In June of 1931 the head of CBS radio, William Paley, heard Bing's recording of I Surrender Dear while aboard a ship to Europe and ordered him signed to a radio contract. Despite warnings of Bing's playboy reputation CBS signed Bing to an unsponsored daily 15-minute broadcast for a remarkable sum of $1500 a week -- equivalent to more than $25,000 in 2019 dollars. Bing was scheduled to debut in a live CBS network radio show on Monday, August 31, 1931. Bing arrived hoarse for an afternoon rehearsal at the New York studios of CBS. After 3 hours CBS decided to cancel the evening premier because of Bing's worsening laryngitis. After a second postponement, Bing finally made his network debut on Wednesday, Sept. 2. The opening theme, appropriately, was "Too Late" played by the CBS Studio Orchestra conducted by Victor Young with Tommy and Jimmy Dorsey, Artie Shaw, Eddie Lang, Joe Venuti and Jerry Colonna among the musicians. Bing sang 3 songs during the broadcast, the first song, appropriately, was Just One More Chance followed by I'm thru with Love. Bing finished on an optimistic note, singing I Found a Million Dollar Baby. Bing did not talk during the 15-minute broadcast. The announcer, Harry Von Zell, explained that Bing had missed the previous two shows because of laryngitis. Bing's network radio debut was recorded by rival network NBC, who signed Russ Columbo to compete with Bing, but only the half of the broadcast is known to exist today as an aircheck from a Los Angeles radio station, KHJ.

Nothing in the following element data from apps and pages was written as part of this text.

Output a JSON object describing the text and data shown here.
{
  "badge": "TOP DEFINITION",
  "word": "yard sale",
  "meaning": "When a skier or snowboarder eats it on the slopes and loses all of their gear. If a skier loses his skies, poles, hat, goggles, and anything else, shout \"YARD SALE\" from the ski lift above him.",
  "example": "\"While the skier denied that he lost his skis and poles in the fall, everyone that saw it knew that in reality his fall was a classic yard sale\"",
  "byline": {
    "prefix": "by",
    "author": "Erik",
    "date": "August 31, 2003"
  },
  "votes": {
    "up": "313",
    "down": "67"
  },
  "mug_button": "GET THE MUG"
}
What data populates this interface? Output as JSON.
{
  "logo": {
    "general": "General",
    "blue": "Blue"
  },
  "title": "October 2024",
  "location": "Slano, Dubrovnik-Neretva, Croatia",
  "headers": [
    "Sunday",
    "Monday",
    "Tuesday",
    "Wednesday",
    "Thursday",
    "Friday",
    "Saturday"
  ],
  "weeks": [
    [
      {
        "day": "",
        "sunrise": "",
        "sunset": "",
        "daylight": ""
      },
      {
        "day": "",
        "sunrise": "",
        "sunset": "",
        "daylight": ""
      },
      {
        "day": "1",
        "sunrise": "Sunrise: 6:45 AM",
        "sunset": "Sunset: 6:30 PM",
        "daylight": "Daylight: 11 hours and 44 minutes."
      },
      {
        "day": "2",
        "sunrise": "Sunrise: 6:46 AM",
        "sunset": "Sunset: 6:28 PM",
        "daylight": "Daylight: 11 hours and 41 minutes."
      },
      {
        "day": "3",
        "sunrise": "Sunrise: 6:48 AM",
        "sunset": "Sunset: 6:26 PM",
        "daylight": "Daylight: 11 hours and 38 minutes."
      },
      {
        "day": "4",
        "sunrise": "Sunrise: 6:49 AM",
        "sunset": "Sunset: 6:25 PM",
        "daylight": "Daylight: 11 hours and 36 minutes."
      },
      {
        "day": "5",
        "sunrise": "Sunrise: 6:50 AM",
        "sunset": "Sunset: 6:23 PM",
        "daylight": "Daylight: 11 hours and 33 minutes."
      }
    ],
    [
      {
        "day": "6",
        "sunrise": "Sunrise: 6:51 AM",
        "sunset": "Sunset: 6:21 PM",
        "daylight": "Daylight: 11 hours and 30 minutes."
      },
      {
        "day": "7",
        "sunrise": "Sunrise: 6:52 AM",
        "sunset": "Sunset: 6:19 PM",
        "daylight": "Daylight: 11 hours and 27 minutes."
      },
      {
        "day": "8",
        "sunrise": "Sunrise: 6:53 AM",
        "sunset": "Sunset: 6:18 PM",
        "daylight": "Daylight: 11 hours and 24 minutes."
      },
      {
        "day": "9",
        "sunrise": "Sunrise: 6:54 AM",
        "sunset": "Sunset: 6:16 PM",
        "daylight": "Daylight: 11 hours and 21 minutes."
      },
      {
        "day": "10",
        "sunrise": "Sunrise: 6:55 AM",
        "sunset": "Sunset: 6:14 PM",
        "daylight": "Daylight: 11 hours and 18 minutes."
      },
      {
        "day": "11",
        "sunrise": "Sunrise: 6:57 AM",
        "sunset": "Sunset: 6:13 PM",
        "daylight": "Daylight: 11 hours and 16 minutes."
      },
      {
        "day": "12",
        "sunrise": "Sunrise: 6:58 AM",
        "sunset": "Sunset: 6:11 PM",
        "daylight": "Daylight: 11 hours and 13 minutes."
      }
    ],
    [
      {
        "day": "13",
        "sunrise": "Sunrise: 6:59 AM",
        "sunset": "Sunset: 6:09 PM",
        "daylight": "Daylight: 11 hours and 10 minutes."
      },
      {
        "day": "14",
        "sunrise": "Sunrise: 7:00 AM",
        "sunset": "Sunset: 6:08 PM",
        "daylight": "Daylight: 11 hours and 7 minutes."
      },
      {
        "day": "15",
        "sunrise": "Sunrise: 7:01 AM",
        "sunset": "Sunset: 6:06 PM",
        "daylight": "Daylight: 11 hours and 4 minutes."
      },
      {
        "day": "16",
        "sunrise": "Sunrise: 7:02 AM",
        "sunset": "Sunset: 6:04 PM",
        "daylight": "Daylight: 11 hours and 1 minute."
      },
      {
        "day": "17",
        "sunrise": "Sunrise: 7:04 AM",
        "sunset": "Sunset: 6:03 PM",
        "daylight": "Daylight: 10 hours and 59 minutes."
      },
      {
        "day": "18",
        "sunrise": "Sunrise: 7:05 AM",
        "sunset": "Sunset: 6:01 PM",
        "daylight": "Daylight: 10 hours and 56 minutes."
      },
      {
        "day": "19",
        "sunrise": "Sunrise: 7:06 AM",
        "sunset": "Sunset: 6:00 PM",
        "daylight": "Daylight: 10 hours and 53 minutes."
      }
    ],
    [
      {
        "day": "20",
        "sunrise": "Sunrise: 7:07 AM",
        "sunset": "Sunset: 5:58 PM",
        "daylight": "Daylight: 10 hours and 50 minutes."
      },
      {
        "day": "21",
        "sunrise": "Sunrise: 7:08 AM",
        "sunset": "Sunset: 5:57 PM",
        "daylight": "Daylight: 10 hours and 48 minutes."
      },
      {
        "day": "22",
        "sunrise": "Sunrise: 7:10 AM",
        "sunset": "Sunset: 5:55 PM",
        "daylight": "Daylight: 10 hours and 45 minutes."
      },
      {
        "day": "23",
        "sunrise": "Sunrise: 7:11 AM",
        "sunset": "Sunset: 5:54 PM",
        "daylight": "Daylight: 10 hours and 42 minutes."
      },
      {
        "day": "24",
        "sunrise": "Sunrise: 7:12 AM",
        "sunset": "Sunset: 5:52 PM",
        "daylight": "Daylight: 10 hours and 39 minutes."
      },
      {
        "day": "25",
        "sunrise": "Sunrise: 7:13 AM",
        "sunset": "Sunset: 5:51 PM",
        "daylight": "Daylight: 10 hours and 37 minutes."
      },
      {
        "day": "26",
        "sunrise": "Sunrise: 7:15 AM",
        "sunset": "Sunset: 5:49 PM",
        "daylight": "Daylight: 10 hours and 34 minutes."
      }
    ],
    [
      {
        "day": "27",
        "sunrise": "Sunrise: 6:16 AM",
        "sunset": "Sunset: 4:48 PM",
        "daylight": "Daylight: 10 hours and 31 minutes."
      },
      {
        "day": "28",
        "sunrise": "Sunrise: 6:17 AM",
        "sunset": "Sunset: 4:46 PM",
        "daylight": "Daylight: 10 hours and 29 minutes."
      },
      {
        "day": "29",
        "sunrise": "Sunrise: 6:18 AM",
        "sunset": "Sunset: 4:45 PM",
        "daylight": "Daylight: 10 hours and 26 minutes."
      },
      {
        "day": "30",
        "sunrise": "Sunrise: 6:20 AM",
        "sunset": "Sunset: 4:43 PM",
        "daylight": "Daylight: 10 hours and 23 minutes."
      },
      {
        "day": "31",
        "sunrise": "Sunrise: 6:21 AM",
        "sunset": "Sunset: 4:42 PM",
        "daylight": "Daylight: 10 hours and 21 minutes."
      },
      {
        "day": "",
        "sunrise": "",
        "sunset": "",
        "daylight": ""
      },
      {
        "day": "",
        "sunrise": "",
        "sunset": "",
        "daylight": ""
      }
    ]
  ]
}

According to broadcast historian Elizabeth McLeod:
I wish that BMG would look in their vaults to see if there's any trace of the 16-inch matrix for the first Crosby broadcast, of 9/2/31. RCA Victor in Hollywood recorded the entire 15 minute show on a 16 inch master, and two of the individual songs on 78rpm masters. Only the 78rpm excerpts are known to have survived. I know the matrix number of the 16 inch platter -- PMVE 68312 -- but I've never been able to determine what became of this recording. It was made for NBC -- apparently they were interested in checking up on the competition!
Click on the icon to download Bing's first prime-time network radio show (MP3 audio format, 7:37 minutes, 1931)
On November 3 the American Tobacco Company began sponsoring Bing's nightly CBS broadcast. Instead of advertising Lucky Strike cigarettes, however, the company decided to turn Bing into "the Cremo singer," promoting the company's Cremo cigars. Bing's weekly salary doubled to $3000.
What song did Bing choose as his radio theme?
Bing on Radio: 1931-62 ||| Bing FAQs ||| Home ||| Developed by Steven Lewis